● **Directions for this task**:
Exclude the images, then return every line below exactly as written.

-.-.-

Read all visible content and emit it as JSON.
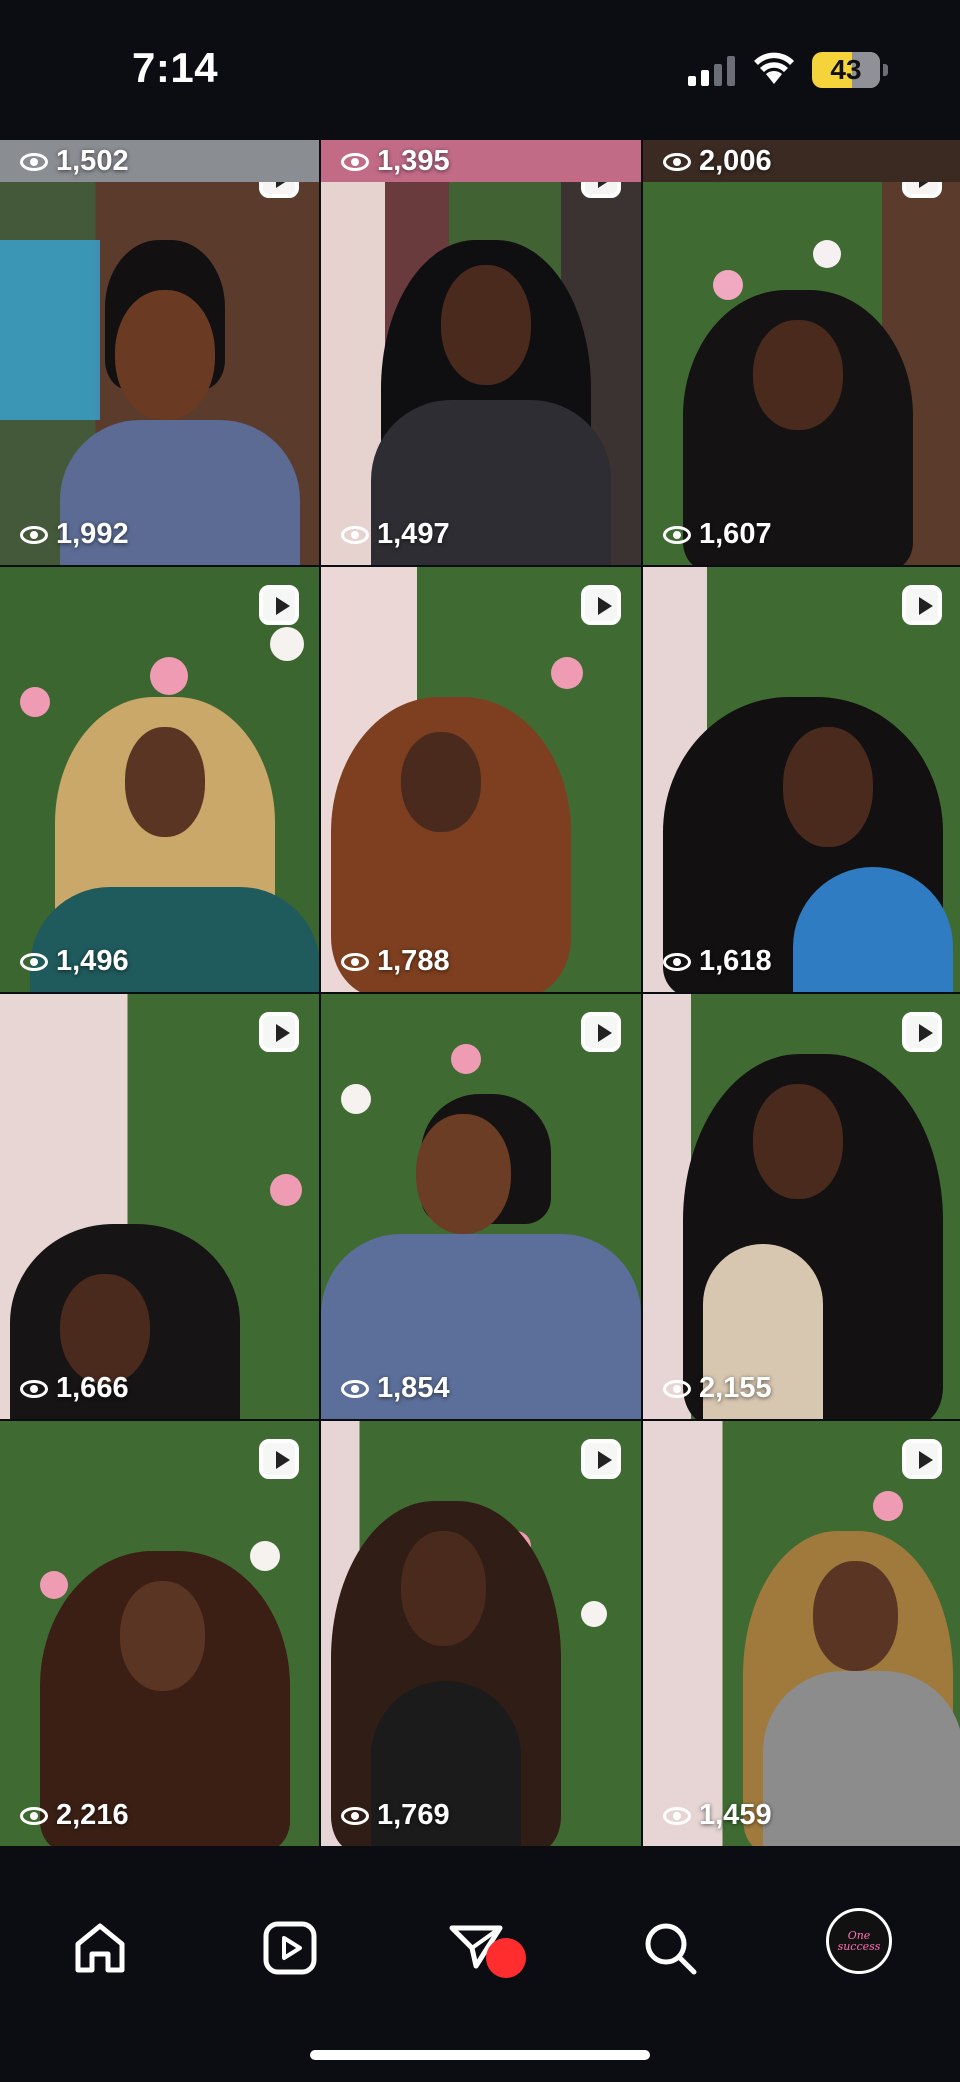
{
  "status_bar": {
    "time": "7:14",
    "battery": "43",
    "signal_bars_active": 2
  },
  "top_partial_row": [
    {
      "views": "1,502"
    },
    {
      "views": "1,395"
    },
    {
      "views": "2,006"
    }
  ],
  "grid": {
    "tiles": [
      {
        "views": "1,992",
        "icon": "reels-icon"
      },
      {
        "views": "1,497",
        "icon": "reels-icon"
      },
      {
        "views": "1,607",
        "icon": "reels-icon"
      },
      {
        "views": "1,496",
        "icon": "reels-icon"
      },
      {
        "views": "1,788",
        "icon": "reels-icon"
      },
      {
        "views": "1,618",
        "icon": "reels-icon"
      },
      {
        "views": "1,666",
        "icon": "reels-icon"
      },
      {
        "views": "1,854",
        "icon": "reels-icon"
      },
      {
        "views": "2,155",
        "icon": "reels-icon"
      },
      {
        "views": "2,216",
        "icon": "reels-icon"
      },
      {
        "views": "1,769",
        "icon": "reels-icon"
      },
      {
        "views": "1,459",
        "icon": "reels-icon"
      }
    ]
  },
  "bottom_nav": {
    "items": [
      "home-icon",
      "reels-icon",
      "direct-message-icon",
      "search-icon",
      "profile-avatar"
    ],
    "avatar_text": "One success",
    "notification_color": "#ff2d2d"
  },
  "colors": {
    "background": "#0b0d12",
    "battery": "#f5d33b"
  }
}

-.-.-

● **Solution below**:
Read all visible content and emit it as JSON.
{
  "status_bar": {
    "time": "7:14",
    "battery": "43",
    "signal_bars_active": 2
  },
  "top_partial_row": [
    {
      "views": "1,502"
    },
    {
      "views": "1,395"
    },
    {
      "views": "2,006"
    }
  ],
  "grid": {
    "tiles": [
      {
        "views": "1,992",
        "icon": "reels-icon"
      },
      {
        "views": "1,497",
        "icon": "reels-icon"
      },
      {
        "views": "1,607",
        "icon": "reels-icon"
      },
      {
        "views": "1,496",
        "icon": "reels-icon"
      },
      {
        "views": "1,788",
        "icon": "reels-icon"
      },
      {
        "views": "1,618",
        "icon": "reels-icon"
      },
      {
        "views": "1,666",
        "icon": "reels-icon"
      },
      {
        "views": "1,854",
        "icon": "reels-icon"
      },
      {
        "views": "2,155",
        "icon": "reels-icon"
      },
      {
        "views": "2,216",
        "icon": "reels-icon"
      },
      {
        "views": "1,769",
        "icon": "reels-icon"
      },
      {
        "views": "1,459",
        "icon": "reels-icon"
      }
    ]
  },
  "bottom_nav": {
    "items": [
      "home-icon",
      "reels-icon",
      "direct-message-icon",
      "search-icon",
      "profile-avatar"
    ],
    "avatar_text": "One success",
    "notification_color": "#ff2d2d"
  },
  "colors": {
    "background": "#0b0d12",
    "battery": "#f5d33b"
  }
}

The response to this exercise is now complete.